The first case of community-spread COVID-19 in the United States was detected in February of this year.
Within a month, all 50 U.S. states had confirmed coronavirus cases and the numbers began doubling by the day in areas like California, New York, New Jersey, and Massachusetts. The rapid spread of the virus gave healthcare facilities little time to adapt and supply themselves with both equipment and facilities. One of the biggest risks of a significant incline in cases at a single time is limited ICU beds, equipment such as respirators and personal protective equipment, and inadequate space to physically put patients.

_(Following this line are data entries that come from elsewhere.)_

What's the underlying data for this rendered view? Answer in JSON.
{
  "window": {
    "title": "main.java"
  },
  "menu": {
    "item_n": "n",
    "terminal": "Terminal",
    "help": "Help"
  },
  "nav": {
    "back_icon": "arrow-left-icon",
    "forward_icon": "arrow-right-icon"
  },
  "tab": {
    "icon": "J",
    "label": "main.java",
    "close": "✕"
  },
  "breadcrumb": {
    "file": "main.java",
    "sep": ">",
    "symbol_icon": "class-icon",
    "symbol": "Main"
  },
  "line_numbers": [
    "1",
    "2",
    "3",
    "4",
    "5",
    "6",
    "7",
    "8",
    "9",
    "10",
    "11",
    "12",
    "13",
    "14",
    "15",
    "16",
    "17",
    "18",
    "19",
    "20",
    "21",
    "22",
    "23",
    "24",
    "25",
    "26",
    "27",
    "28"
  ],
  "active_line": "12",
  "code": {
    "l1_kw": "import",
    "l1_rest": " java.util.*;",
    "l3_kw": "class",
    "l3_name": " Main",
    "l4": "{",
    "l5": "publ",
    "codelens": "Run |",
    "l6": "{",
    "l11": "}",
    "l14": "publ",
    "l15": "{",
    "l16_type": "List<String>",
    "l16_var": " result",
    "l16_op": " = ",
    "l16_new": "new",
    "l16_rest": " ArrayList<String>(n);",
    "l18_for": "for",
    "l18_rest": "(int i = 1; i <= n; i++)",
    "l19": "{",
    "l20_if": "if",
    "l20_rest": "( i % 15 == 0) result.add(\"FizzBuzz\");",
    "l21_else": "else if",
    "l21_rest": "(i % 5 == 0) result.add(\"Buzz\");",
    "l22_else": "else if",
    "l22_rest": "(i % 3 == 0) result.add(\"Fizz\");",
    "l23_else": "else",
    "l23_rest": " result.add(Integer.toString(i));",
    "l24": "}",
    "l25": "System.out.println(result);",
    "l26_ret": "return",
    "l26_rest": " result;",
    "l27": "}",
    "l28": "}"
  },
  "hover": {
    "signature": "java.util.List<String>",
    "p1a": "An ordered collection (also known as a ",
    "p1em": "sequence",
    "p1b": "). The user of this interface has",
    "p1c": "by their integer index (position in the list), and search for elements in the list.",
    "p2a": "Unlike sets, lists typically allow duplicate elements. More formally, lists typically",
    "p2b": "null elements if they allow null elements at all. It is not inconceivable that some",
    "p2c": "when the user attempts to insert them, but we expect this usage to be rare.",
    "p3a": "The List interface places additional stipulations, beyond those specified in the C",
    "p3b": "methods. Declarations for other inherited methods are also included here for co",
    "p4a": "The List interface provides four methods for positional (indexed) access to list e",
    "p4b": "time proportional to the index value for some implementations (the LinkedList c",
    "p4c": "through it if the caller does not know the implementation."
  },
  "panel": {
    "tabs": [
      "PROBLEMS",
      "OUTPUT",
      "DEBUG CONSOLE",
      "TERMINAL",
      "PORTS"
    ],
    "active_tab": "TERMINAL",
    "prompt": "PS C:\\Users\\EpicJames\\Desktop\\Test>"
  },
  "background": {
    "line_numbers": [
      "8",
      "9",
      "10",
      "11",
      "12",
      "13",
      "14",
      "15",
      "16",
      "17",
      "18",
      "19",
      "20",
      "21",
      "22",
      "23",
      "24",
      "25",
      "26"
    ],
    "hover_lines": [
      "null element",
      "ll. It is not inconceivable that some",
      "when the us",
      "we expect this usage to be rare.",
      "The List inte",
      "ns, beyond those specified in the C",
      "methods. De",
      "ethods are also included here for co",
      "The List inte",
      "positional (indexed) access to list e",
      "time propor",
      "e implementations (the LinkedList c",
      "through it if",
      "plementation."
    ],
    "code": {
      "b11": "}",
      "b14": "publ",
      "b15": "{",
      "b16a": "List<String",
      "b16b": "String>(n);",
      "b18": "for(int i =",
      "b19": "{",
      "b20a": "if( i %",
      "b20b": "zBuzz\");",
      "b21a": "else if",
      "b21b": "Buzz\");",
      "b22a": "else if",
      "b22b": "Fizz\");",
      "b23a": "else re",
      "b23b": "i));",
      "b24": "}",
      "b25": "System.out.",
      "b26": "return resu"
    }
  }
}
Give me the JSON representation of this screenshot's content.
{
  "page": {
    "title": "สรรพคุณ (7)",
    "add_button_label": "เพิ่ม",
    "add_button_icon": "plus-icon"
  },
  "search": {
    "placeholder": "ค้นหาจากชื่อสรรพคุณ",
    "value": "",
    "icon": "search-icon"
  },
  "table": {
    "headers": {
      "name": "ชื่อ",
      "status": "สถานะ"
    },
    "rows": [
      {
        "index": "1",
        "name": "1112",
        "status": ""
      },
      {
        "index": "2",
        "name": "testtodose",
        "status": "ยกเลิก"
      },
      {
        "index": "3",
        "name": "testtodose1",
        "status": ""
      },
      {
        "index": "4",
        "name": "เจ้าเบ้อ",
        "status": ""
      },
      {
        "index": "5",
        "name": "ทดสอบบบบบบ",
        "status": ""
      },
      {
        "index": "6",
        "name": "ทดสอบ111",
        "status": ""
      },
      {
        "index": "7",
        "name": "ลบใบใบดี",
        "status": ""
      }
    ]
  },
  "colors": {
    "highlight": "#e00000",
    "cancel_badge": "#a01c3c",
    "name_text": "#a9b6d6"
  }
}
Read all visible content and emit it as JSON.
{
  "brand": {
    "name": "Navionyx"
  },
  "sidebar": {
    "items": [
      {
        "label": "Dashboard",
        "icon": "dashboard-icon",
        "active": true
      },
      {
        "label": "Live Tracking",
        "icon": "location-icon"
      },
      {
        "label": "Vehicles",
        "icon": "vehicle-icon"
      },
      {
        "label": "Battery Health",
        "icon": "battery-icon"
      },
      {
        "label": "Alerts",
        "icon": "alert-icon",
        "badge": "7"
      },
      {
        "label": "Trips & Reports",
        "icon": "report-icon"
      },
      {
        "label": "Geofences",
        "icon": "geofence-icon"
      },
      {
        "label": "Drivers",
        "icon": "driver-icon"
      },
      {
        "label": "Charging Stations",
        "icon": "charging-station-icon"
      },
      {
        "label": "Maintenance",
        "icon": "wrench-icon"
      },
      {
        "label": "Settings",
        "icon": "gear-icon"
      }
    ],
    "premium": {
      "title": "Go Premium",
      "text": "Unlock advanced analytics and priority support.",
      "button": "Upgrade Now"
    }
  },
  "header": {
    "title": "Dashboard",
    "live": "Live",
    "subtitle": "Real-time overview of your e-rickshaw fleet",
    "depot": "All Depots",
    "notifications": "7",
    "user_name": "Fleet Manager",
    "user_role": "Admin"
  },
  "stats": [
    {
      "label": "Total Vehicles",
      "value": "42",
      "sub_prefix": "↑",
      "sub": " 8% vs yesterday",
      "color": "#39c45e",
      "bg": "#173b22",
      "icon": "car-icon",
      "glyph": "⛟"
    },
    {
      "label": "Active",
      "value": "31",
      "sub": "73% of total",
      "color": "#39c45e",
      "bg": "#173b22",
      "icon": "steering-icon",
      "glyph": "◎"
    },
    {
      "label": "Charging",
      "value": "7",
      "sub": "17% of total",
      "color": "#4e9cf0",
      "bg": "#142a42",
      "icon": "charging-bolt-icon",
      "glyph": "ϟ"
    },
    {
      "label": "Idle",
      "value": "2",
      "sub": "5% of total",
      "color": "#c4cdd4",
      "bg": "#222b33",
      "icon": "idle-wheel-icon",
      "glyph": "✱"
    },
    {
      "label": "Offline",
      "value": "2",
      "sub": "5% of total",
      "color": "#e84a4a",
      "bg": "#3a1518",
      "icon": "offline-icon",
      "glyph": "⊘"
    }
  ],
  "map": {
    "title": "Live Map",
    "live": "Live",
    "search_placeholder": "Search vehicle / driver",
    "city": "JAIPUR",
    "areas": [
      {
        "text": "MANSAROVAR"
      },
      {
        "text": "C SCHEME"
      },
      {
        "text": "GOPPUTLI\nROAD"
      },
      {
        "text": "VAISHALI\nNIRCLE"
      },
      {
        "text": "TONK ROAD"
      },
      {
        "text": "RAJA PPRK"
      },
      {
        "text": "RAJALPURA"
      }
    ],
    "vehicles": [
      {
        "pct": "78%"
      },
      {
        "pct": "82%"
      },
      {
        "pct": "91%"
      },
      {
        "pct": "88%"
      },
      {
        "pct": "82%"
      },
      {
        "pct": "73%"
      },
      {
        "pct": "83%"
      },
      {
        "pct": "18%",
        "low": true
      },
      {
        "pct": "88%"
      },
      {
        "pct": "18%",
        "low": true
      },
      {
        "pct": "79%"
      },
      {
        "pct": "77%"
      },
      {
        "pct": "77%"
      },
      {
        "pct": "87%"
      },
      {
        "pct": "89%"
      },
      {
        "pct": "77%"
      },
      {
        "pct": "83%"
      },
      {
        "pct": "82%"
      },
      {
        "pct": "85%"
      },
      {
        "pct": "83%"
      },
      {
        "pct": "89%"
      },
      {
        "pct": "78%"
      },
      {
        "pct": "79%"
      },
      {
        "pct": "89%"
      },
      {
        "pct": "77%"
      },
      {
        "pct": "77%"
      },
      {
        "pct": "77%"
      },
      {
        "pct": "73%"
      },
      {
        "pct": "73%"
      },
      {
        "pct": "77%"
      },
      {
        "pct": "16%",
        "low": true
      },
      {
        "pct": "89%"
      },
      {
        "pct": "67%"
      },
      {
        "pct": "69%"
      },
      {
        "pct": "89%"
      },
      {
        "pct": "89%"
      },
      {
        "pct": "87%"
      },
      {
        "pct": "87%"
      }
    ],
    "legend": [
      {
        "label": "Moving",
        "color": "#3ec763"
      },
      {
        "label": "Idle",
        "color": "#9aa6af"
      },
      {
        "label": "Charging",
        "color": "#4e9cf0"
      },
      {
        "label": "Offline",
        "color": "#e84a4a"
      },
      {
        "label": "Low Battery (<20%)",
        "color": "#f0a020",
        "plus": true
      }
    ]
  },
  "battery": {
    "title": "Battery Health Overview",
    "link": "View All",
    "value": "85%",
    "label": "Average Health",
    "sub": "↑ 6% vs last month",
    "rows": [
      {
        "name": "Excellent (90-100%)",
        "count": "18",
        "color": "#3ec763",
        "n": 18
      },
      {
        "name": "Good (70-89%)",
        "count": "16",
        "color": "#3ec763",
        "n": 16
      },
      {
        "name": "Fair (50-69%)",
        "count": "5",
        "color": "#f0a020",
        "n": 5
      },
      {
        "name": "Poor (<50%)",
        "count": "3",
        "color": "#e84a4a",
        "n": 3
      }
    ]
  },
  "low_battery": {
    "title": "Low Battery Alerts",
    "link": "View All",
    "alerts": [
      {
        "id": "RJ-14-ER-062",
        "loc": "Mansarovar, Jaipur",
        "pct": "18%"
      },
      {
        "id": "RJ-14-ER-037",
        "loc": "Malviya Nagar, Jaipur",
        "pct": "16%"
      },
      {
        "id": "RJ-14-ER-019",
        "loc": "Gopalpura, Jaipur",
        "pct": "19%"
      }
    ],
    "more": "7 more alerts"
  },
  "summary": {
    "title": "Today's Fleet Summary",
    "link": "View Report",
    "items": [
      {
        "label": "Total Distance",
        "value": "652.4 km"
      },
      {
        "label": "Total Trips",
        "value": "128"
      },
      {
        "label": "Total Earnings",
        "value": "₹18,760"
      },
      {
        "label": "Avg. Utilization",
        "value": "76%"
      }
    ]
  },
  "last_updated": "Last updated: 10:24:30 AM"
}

However, the government at the local, state, and federal levels continues to work together with local facilities, existing healthcare facilities, and manufacturers to supply the space and equipment that healthcare workers so desperately need during the COVID-19 patient surge. We’ve also seen non-healthcare businesses, such as colleges and universities, give up spaces to support the healthcare system during the pandemic. Tufts, New York University, and Middlebury College are among those offering up space to support rising healthcare needs.
In response to rising COVID-19 cases in Boston and throughout Massachusetts, the state is providing additional services by re-opening Boston Medical Center East Newton Pavilion Center and utilizing the space for quarantine and medical care for the city’s homeless population. The Massachusetts Division of Capital Asset Management and Maintenance (DCAMM) owns the building, which has been out of commission since 2018. By working with numerous contractors and partners, DCAMM has made it possible to turn this closed hospital into a fully functional hospital for Boston’s homeless population during the COVID-19 pandemic.
The goal for getting the building up and running as quickly as possible was to provide safe and functional spaces for Boston’s homeless population that may test positive for COVID-19 but not require full in-patient services. Despite not needing hospitalization, COVID-positive patients are still ordered to self-quarantine at home. Since this is not possible for the homeless, they will be provided shelter in the re-opened facility. The occupancy will span across multiple floors with just over 300 beds available and will be key in decreasing the strain on local hospitals that need to focus their attention on more extreme cases.
EBI’s assisted in DCAMM’s COVID-19 rapid response efforts in a number of ways, including reviewing and approving cleaning protocols, providing recommendations for the decontamination process, and how the selected contractor should develop their work scope and plan, thus ensuring the safety of the contractors and construction workers converting the space. EBI also provided post-decommissioning assessment services, on-site coordination and facilitation of cleaning services, a mold assessment, and a review of the post-cleaning verification sampling plan and report.
DCAMM, EBI, and all involved parties collaborated to ensure the highest level of safety for everyone working, residing, or involved in the new healthcare center. Darin Goodwin, a Senior Environmental Health and Safety Consultant at EBI Consulting, was instrumental in EBI’s involvement in the project by providing on-site coordination between DCAMM, S/L/A/M, Clean Harbors, and numerous other outside agencies. The project timeline was fast-tracked, efficient, and impressive; showcasing Boston’s support for its citizens in a new world.